→ **Information given**:
= = = =
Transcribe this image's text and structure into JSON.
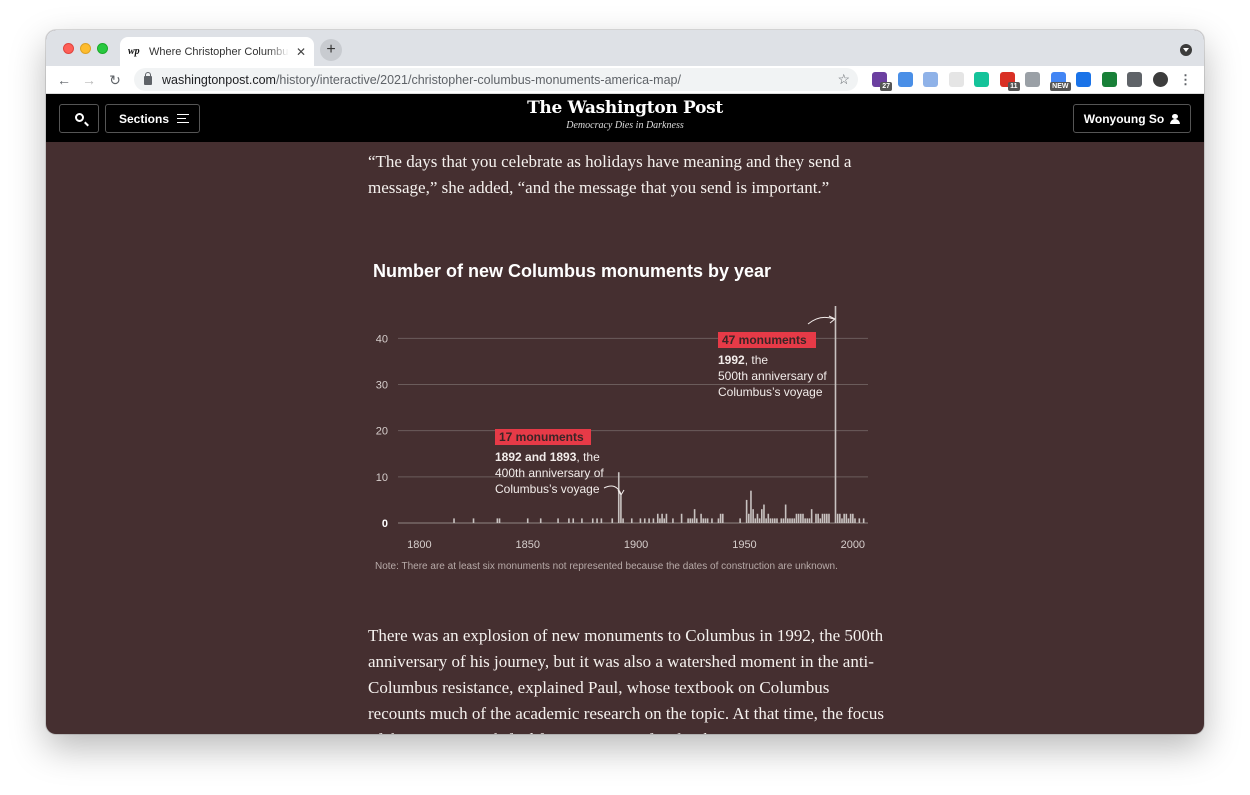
{
  "browser": {
    "tab_title": "Where Christopher Columbus monuments stand in America",
    "tab_favicon": "wp",
    "tab_close": "✕",
    "new_tab": "+",
    "url_host": "washingtonpost.com",
    "url_path": "/history/interactive/2021/christopher-columbus-monuments-america-map/",
    "extensions": [
      {
        "name": "extension-icon",
        "color": "#6b3fa0",
        "badge": "27"
      },
      {
        "name": "extension-icon",
        "color": "#4a8fe7",
        "badge": ""
      },
      {
        "name": "extension-icon",
        "color": "#8fb2e8",
        "badge": ""
      },
      {
        "name": "extension-icon",
        "color": "#e5e5e5",
        "badge": ""
      },
      {
        "name": "grammarly-icon",
        "color": "#15c39a",
        "badge": ""
      },
      {
        "name": "extension-icon",
        "color": "#d93025",
        "badge": "11"
      },
      {
        "name": "camera-icon",
        "color": "#9aa0a6",
        "badge": ""
      },
      {
        "name": "extension-icon",
        "color": "#4285f4",
        "badge": "NEW"
      },
      {
        "name": "infinity-icon",
        "color": "#1a73e8",
        "badge": ""
      },
      {
        "name": "heart-icon",
        "color": "#188038",
        "badge": ""
      },
      {
        "name": "puzzle-icon",
        "color": "#5f6368",
        "badge": ""
      },
      {
        "name": "profile-avatar-icon",
        "color": "#3c3c3c",
        "badge": ""
      },
      {
        "name": "kebab-menu-icon",
        "color": "#5f6368",
        "badge": ""
      }
    ]
  },
  "header": {
    "sections_label": "Sections",
    "masthead": "The Washington Post",
    "tagline": "Democracy Dies in Darkness",
    "user_label": "Wonyoung So"
  },
  "article": {
    "para_top": "“The days that you celebrate as holidays have meaning and they send a message,” she added, “and the message that you send is important.”",
    "para_bottom": "There was an explosion of new monuments to Columbus in 1992, the 500th anniversary of his journey, but it was also a watershed moment in the anti-Columbus resistance, explained Paul, whose textbook on Columbus recounts much of the academic research on the topic. At that time, the focus of the movement shifted from criticism of Columbus to"
  },
  "chart_data": {
    "type": "bar",
    "title": "Number of new Columbus monuments by year",
    "xlabel": "",
    "ylabel": "",
    "xlim": [
      1792,
      2007
    ],
    "ylim": [
      0,
      47
    ],
    "x_ticks": [
      1800,
      1850,
      1900,
      1950,
      2000
    ],
    "y_ticks": [
      0,
      10,
      20,
      30,
      40
    ],
    "grid": true,
    "bar_color": "#c8c2c0",
    "highlight_color": "#e63a47",
    "series": [
      {
        "name": "",
        "points": [
          [
            1816,
            1
          ],
          [
            1825,
            1
          ],
          [
            1836,
            1
          ],
          [
            1837,
            1
          ],
          [
            1850,
            1
          ],
          [
            1856,
            1
          ],
          [
            1864,
            1
          ],
          [
            1869,
            1
          ],
          [
            1871,
            1
          ],
          [
            1875,
            1
          ],
          [
            1880,
            1
          ],
          [
            1882,
            1
          ],
          [
            1884,
            1
          ],
          [
            1889,
            1
          ],
          [
            1892,
            11
          ],
          [
            1893,
            6
          ],
          [
            1894,
            1
          ],
          [
            1898,
            1
          ],
          [
            1902,
            1
          ],
          [
            1904,
            1
          ],
          [
            1906,
            1
          ],
          [
            1908,
            1
          ],
          [
            1910,
            2
          ],
          [
            1911,
            1
          ],
          [
            1912,
            2
          ],
          [
            1913,
            1
          ],
          [
            1914,
            2
          ],
          [
            1917,
            1
          ],
          [
            1921,
            2
          ],
          [
            1924,
            1
          ],
          [
            1925,
            1
          ],
          [
            1926,
            1
          ],
          [
            1927,
            3
          ],
          [
            1928,
            1
          ],
          [
            1930,
            2
          ],
          [
            1931,
            1
          ],
          [
            1932,
            1
          ],
          [
            1933,
            1
          ],
          [
            1935,
            1
          ],
          [
            1938,
            1
          ],
          [
            1939,
            2
          ],
          [
            1940,
            2
          ],
          [
            1948,
            1
          ],
          [
            1951,
            5
          ],
          [
            1952,
            2
          ],
          [
            1953,
            7
          ],
          [
            1954,
            3
          ],
          [
            1955,
            1
          ],
          [
            1956,
            2
          ],
          [
            1957,
            1
          ],
          [
            1958,
            3
          ],
          [
            1959,
            4
          ],
          [
            1960,
            1
          ],
          [
            1961,
            2
          ],
          [
            1962,
            1
          ],
          [
            1963,
            1
          ],
          [
            1964,
            1
          ],
          [
            1965,
            1
          ],
          [
            1967,
            1
          ],
          [
            1968,
            1
          ],
          [
            1969,
            4
          ],
          [
            1970,
            1
          ],
          [
            1971,
            1
          ],
          [
            1972,
            1
          ],
          [
            1973,
            1
          ],
          [
            1974,
            2
          ],
          [
            1975,
            2
          ],
          [
            1976,
            2
          ],
          [
            1977,
            2
          ],
          [
            1978,
            1
          ],
          [
            1979,
            1
          ],
          [
            1980,
            1
          ],
          [
            1981,
            3
          ],
          [
            1983,
            2
          ],
          [
            1984,
            2
          ],
          [
            1985,
            1
          ],
          [
            1986,
            2
          ],
          [
            1987,
            2
          ],
          [
            1988,
            2
          ],
          [
            1989,
            2
          ],
          [
            1992,
            47
          ],
          [
            1993,
            2
          ],
          [
            1994,
            2
          ],
          [
            1995,
            1
          ],
          [
            1996,
            2
          ],
          [
            1997,
            2
          ],
          [
            1998,
            1
          ],
          [
            1999,
            2
          ],
          [
            2000,
            2
          ],
          [
            2001,
            1
          ],
          [
            2003,
            1
          ],
          [
            2005,
            1
          ]
        ]
      }
    ],
    "annotations": [
      {
        "label": "17 monuments",
        "bold": "1892 and 1893",
        "text": ", the 400th anniversary of Columbus’s voyage"
      },
      {
        "label": "47 monuments",
        "bold": "1992",
        "text": ", the 500th anniversary of Columbus’s voyage"
      }
    ],
    "note": "Note: There are at least six monuments not represented because the dates of construction are unknown."
  }
}
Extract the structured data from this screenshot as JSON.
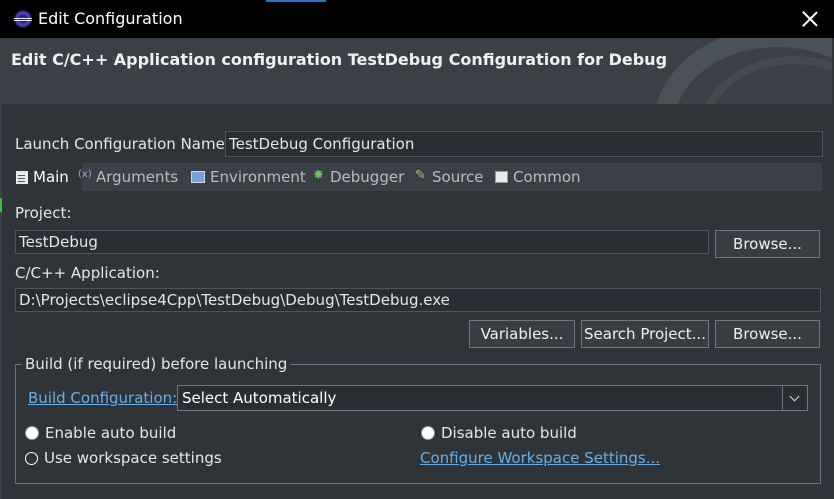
{
  "window": {
    "title": "Edit Configuration"
  },
  "header": {
    "title": "Edit C/C++ Application configuration TestDebug Configuration for Debug"
  },
  "launch_config": {
    "label": "Launch Configuration Name:",
    "value": "TestDebug Configuration"
  },
  "tabs": [
    {
      "label": "Main",
      "icon": "document-icon"
    },
    {
      "label": "Arguments",
      "icon": "arguments-icon"
    },
    {
      "label": "Environment",
      "icon": "environment-icon"
    },
    {
      "label": "Debugger",
      "icon": "debugger-icon"
    },
    {
      "label": "Source",
      "icon": "source-icon"
    },
    {
      "label": "Common",
      "icon": "common-icon"
    }
  ],
  "main": {
    "project_label": "Project:",
    "project_value": "TestDebug",
    "browse_label": "Browse...",
    "app_label": "C/C++ Application:",
    "app_value": "D:\\Projects\\eclipse4Cpp\\TestDebug\\Debug\\TestDebug.exe",
    "variables_label": "Variables...",
    "search_project_label": "Search Project...",
    "browse2_label": "Browse..."
  },
  "build": {
    "group_title": "Build (if required) before launching",
    "config_link": "Build Configuration:",
    "config_selected": "Select Automatically",
    "enable_auto": "Enable auto build",
    "disable_auto": "Disable auto build",
    "use_workspace": "Use workspace settings",
    "configure_link": "Configure Workspace Settings...",
    "selected_radio": "use_workspace"
  },
  "colors": {
    "background": "#2f3438",
    "title_bar": "#000000",
    "link": "#6aaee8",
    "accent": "#2f6dc8"
  }
}
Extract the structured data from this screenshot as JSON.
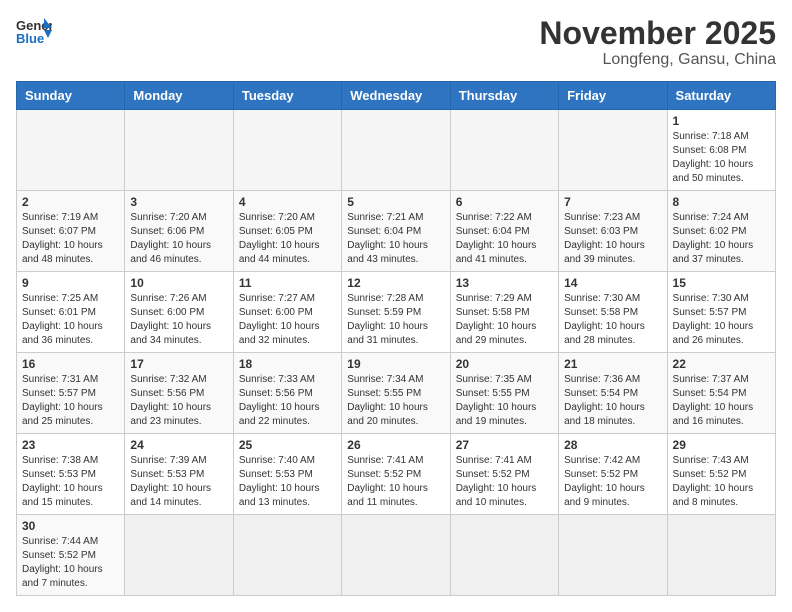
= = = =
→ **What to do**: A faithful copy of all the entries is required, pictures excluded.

→ **Response for this exercise**:
Transcribe this image's text and structure into JSON.
{
  "browser": {
    "tab_title": "Where Christopher Columbus monuments stand in America",
    "tab_favicon": "wp",
    "tab_close": "✕",
    "new_tab": "+",
    "url_host": "washingtonpost.com",
    "url_path": "/history/interactive/2021/christopher-columbus-monuments-america-map/",
    "extensions": [
      {
        "name": "extension-icon",
        "color": "#6b3fa0",
        "badge": "27"
      },
      {
        "name": "extension-icon",
        "color": "#4a8fe7",
        "badge": ""
      },
      {
        "name": "extension-icon",
        "color": "#8fb2e8",
        "badge": ""
      },
      {
        "name": "extension-icon",
        "color": "#e5e5e5",
        "badge": ""
      },
      {
        "name": "grammarly-icon",
        "color": "#15c39a",
        "badge": ""
      },
      {
        "name": "extension-icon",
        "color": "#d93025",
        "badge": "11"
      },
      {
        "name": "camera-icon",
        "color": "#9aa0a6",
        "badge": ""
      },
      {
        "name": "extension-icon",
        "color": "#4285f4",
        "badge": "NEW"
      },
      {
        "name": "infinity-icon",
        "color": "#1a73e8",
        "badge": ""
      },
      {
        "name": "heart-icon",
        "color": "#188038",
        "badge": ""
      },
      {
        "name": "puzzle-icon",
        "color": "#5f6368",
        "badge": ""
      },
      {
        "name": "profile-avatar-icon",
        "color": "#3c3c3c",
        "badge": ""
      },
      {
        "name": "kebab-menu-icon",
        "color": "#5f6368",
        "badge": ""
      }
    ]
  },
  "header": {
    "sections_label": "Sections",
    "masthead": "The Washington Post",
    "tagline": "Democracy Dies in Darkness",
    "user_label": "Wonyoung So"
  },
  "article": {
    "para_top": "“The days that you celebrate as holidays have meaning and they send a message,” she added, “and the message that you send is important.”",
    "para_bottom": "There was an explosion of new monuments to Columbus in 1992, the 500th anniversary of his journey, but it was also a watershed moment in the anti-Columbus resistance, explained Paul, whose textbook on Columbus recounts much of the academic research on the topic. At that time, the focus of the movement shifted from criticism of Columbus to"
  },
  "chart_data": {
    "type": "bar",
    "title": "Number of new Columbus monuments by year",
    "xlabel": "",
    "ylabel": "",
    "xlim": [
      1792,
      2007
    ],
    "ylim": [
      0,
      47
    ],
    "x_ticks": [
      1800,
      1850,
      1900,
      1950,
      2000
    ],
    "y_ticks": [
      0,
      10,
      20,
      30,
      40
    ],
    "grid": true,
    "bar_color": "#c8c2c0",
    "highlight_color": "#e63a47",
    "series": [
      {
        "name": "",
        "points": [
          [
            1816,
            1
          ],
          [
            1825,
            1
          ],
          [
            1836,
            1
          ],
          [
            1837,
            1
          ],
          [
            1850,
            1
          ],
          [
            1856,
            1
          ],
          [
            1864,
            1
          ],
          [
            1869,
            1
          ],
          [
            1871,
            1
          ],
          [
            1875,
            1
          ],
          [
            1880,
            1
          ],
          [
            1882,
            1
          ],
          [
            1884,
            1
          ],
          [
            1889,
            1
          ],
          [
            1892,
            11
          ],
          [
            1893,
            6
          ],
          [
            1894,
            1
          ],
          [
            1898,
            1
          ],
          [
            1902,
            1
          ],
          [
            1904,
            1
          ],
          [
            1906,
            1
          ],
          [
            1908,
            1
          ],
          [
            1910,
            2
          ],
          [
            1911,
            1
          ],
          [
            1912,
            2
          ],
          [
            1913,
            1
          ],
          [
            1914,
            2
          ],
          [
            1917,
            1
          ],
          [
            1921,
            2
          ],
          [
            1924,
            1
          ],
          [
            1925,
            1
          ],
          [
            1926,
            1
          ],
          [
            1927,
            3
          ],
          [
            1928,
            1
          ],
          [
            1930,
            2
          ],
          [
            1931,
            1
          ],
          [
            1932,
            1
          ],
          [
            1933,
            1
          ],
          [
            1935,
            1
          ],
          [
            1938,
            1
          ],
          [
            1939,
            2
          ],
          [
            1940,
            2
          ],
          [
            1948,
            1
          ],
          [
            1951,
            5
          ],
          [
            1952,
            2
          ],
          [
            1953,
            7
          ],
          [
            1954,
            3
          ],
          [
            1955,
            1
          ],
          [
            1956,
            2
          ],
          [
            1957,
            1
          ],
          [
            1958,
            3
          ],
          [
            1959,
            4
          ],
          [
            1960,
            1
          ],
          [
            1961,
            2
          ],
          [
            1962,
            1
          ],
          [
            1963,
            1
          ],
          [
            1964,
            1
          ],
          [
            1965,
            1
          ],
          [
            1967,
            1
          ],
          [
            1968,
            1
          ],
          [
            1969,
            4
          ],
          [
            1970,
            1
          ],
          [
            1971,
            1
          ],
          [
            1972,
            1
          ],
          [
            1973,
            1
          ],
          [
            1974,
            2
          ],
          [
            1975,
            2
          ],
          [
            1976,
            2
          ],
          [
            1977,
            2
          ],
          [
            1978,
            1
          ],
          [
            1979,
            1
          ],
          [
            1980,
            1
          ],
          [
            1981,
            3
          ],
          [
            1983,
            2
          ],
          [
            1984,
            2
          ],
          [
            1985,
            1
          ],
          [
            1986,
            2
          ],
          [
            1987,
            2
          ],
          [
            1988,
            2
          ],
          [
            1989,
            2
          ],
          [
            1992,
            47
          ],
          [
            1993,
            2
          ],
          [
            1994,
            2
          ],
          [
            1995,
            1
          ],
          [
            1996,
            2
          ],
          [
            1997,
            2
          ],
          [
            1998,
            1
          ],
          [
            1999,
            2
          ],
          [
            2000,
            2
          ],
          [
            2001,
            1
          ],
          [
            2003,
            1
          ],
          [
            2005,
            1
          ]
        ]
      }
    ],
    "annotations": [
      {
        "label": "17 monuments",
        "bold": "1892 and 1893",
        "text": ", the 400th anniversary of Columbus’s voyage"
      },
      {
        "label": "47 monuments",
        "bold": "1992",
        "text": ", the 500th anniversary of Columbus’s voyage"
      }
    ],
    "note": "Note: There are at least six monuments not represented because the dates of construction are unknown."
  }
}
Extract the structured data from this screenshot as JSON.
{
  "window": {
    "title": "Edit Configuration"
  },
  "header": {
    "title": "Edit C/C++ Application configuration TestDebug Configuration for Debug"
  },
  "launch_config": {
    "label": "Launch Configuration Name:",
    "value": "TestDebug Configuration"
  },
  "tabs": [
    {
      "label": "Main",
      "icon": "document-icon"
    },
    {
      "label": "Arguments",
      "icon": "arguments-icon"
    },
    {
      "label": "Environment",
      "icon": "environment-icon"
    },
    {
      "label": "Debugger",
      "icon": "debugger-icon"
    },
    {
      "label": "Source",
      "icon": "source-icon"
    },
    {
      "label": "Common",
      "icon": "common-icon"
    }
  ],
  "main": {
    "project_label": "Project:",
    "project_value": "TestDebug",
    "browse_label": "Browse...",
    "app_label": "C/C++ Application:",
    "app_value": "D:\\Projects\\eclipse4Cpp\\TestDebug\\Debug\\TestDebug.exe",
    "variables_label": "Variables...",
    "search_project_label": "Search Project...",
    "browse2_label": "Browse..."
  },
  "build": {
    "group_title": "Build (if required) before launching",
    "config_link": "Build Configuration:",
    "config_selected": "Select Automatically",
    "enable_auto": "Enable auto build",
    "disable_auto": "Disable auto build",
    "use_workspace": "Use workspace settings",
    "configure_link": "Configure Workspace Settings...",
    "selected_radio": "use_workspace"
  },
  "colors": {
    "background": "#2f3438",
    "title_bar": "#000000",
    "link": "#6aaee8",
    "accent": "#2f6dc8"
  }
}
Extract the structured data from this screenshot as JSON.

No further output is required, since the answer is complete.